Oklahoma City - A bill that would have saved millions of dollars through cost-sharing of school administrations is apparently dead for the session. Senate author Carol Martin and House author Joan Greenwood were told House Education Appropriations Subcommittee Chairman Jack Begley would not allow his committee to hear the bill this session.
"This legislation would simply have allowed school districts to save money through administrative cost-sharing. It would have been strictly on a voluntary basis, and it would not have resulted in the closing of any schools. What this legislation would have done however, is save literally millions of dollars. That's money that could have gone back into the classroom for teacher salaries, textbooks, computers and other materials that would have directly benefited the students," said Senator Martin, R-Comanche.
The legislators pointed out that in fiscal 1998, 58% of the $2.9 billion education dollars was allocated for classroom teachers, with the rest going to fund administration, transportation, food services, janitorial staff and security.

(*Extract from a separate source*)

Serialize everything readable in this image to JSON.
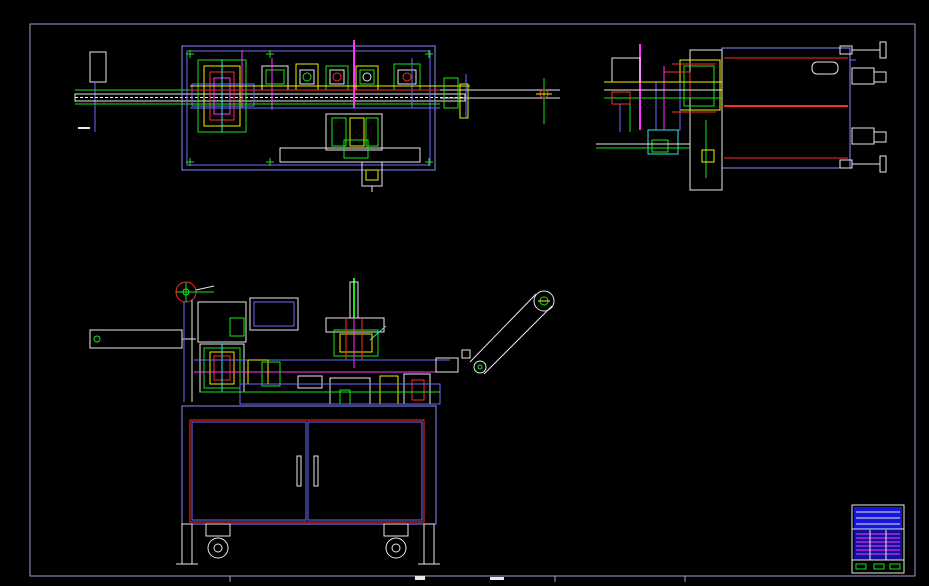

"Obviously those are things we have to have, but you also have to look at the fact that we have 544 school districts in this state. Each of those has its own administration, and it is costing Oklahoma taxpayers millions and millions of dollars every single year, " said Representative Greenwood.
"Think of how much more we could do for our students if some districts would simply share administration and related costs. Just 1% from non-classroom expenditures translates into $18 million dollars in savings," said Senator Martin.

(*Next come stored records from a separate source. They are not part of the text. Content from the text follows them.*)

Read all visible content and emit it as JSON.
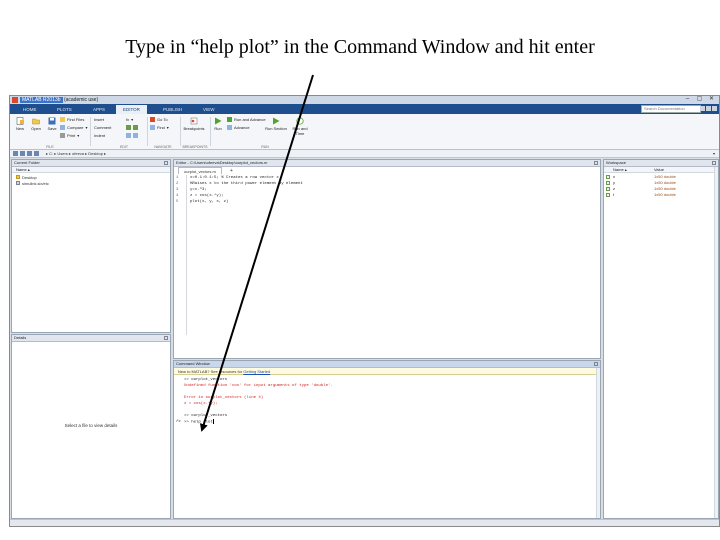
{
  "slide": {
    "instruction": "Type in “help plot” in the Command Window and hit enter"
  },
  "window": {
    "title_app": "MATLAB R2013b",
    "title_doc": "(academic use)",
    "min": "–",
    "max": "▢",
    "close": "✕"
  },
  "ribbon_tabs": [
    {
      "label": "HOME",
      "active": false
    },
    {
      "label": "PLOTS",
      "active": false
    },
    {
      "label": "APPS",
      "active": false
    },
    {
      "label": "EDITOR",
      "active": true
    },
    {
      "label": "PUBLISH",
      "active": false
    },
    {
      "label": "VIEW",
      "active": false
    }
  ],
  "search": {
    "placeholder": "Search Documentation"
  },
  "ribbon": {
    "new": "New",
    "open": "Open",
    "save": "Save",
    "find_files": "Find Files",
    "compare": "Compare",
    "print": "Print",
    "insert": "Insert",
    "go_to": "Go To",
    "comment": "Comment",
    "find": "Find",
    "indent": "Indent",
    "breakpoints": "Breakpoints",
    "run": "Run",
    "run_and_advance": "Run and Advance",
    "run_section": "Run Section",
    "advance": "Advance",
    "run_and_time": "Run and Time",
    "group_file": "FILE",
    "group_edit": "EDIT",
    "group_nav": "NAVIGATE",
    "group_bp": "BREAKPOINTS",
    "group_run": "RUN"
  },
  "address": {
    "path": "▸ C: ▸ Users ▸ ofeeva ▸ Desktop ▸",
    "arrow": "▾"
  },
  "current_folder": {
    "title": "Current Folder",
    "col_name": "Name ▴",
    "items": [
      "Desktop",
      "simulink.slx/etc"
    ],
    "details_title": "Details",
    "details_msg": "Select a file to view details"
  },
  "editor": {
    "title": "Editor - C:\\Users\\ofeeva\\Desktop\\ourplot_vectors.m",
    "tab": "ourplot_vectors.m",
    "add_tab": "+",
    "lines": [
      {
        "n": "1",
        "code": "x=0.1:0.1:5; % Creates a row vector x"
      },
      {
        "n": "2",
        "code": "%Raises x to the third power element by element"
      },
      {
        "n": "3",
        "code": "y=x.^3;"
      },
      {
        "n": "4",
        "code": "z = cos(x.*y);"
      },
      {
        "n": "5",
        "code": "plot(x, y, x, z)"
      }
    ]
  },
  "command_window": {
    "title": "Command Window",
    "info_text": "New to MATLAB? See resources for ",
    "info_link": "Getting Started",
    "lines": [
      {
        "text": ">> ourplot_vectors",
        "err": false
      },
      {
        "text": "Undefined function 'cos' for input arguments of type 'double'.",
        "err": true
      },
      {
        "text": "",
        "err": false
      },
      {
        "text": "Error in ourplot_vectors (line 4)",
        "err": true
      },
      {
        "text": "z = cos(x.*y);",
        "err": true
      },
      {
        "text": "",
        "err": false
      },
      {
        "text": ">> ourplot_vectors",
        "err": false
      },
      {
        "text": ">> help plot",
        "err": false,
        "prompt": true
      }
    ],
    "fx": "fx"
  },
  "workspace": {
    "title": "Workspace",
    "col_name": "Name ▴",
    "col_value": "Value",
    "vars": [
      {
        "name": "x",
        "value": "1x50 double"
      },
      {
        "name": "y",
        "value": "1x50 double"
      },
      {
        "name": "z",
        "value": "1x50 double"
      },
      {
        "name": "t",
        "value": "1x50 double"
      }
    ]
  },
  "colors": {
    "tabbar": "#1f4e8e",
    "error": "#d11a1a",
    "link": "#1a4fb5",
    "arrow": "#000000"
  }
}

SB 1544 had won approval both in Senate committee and by the full Senate. However the actions of Representative Begley have effectively killed the legislation for the session.
"The deadline for getting legislation from the other chamber out of committee was yesterday. While it is true there are various ways of bringing issues back to life, I'm not optimistic about being able to do that when a member of the House Leadership is so obviously opposed to the bill," said Representative Greenwood, R-Moore.
However Senator Martin and Representative Greenwood said they remain convinced the legislation could help hundreds of Oklahoma schools invest more in the classroom, including computers and other technology. The lawmakers said they would continue to urge leadership to reconsider their position, and hope to bring the legislation back next session.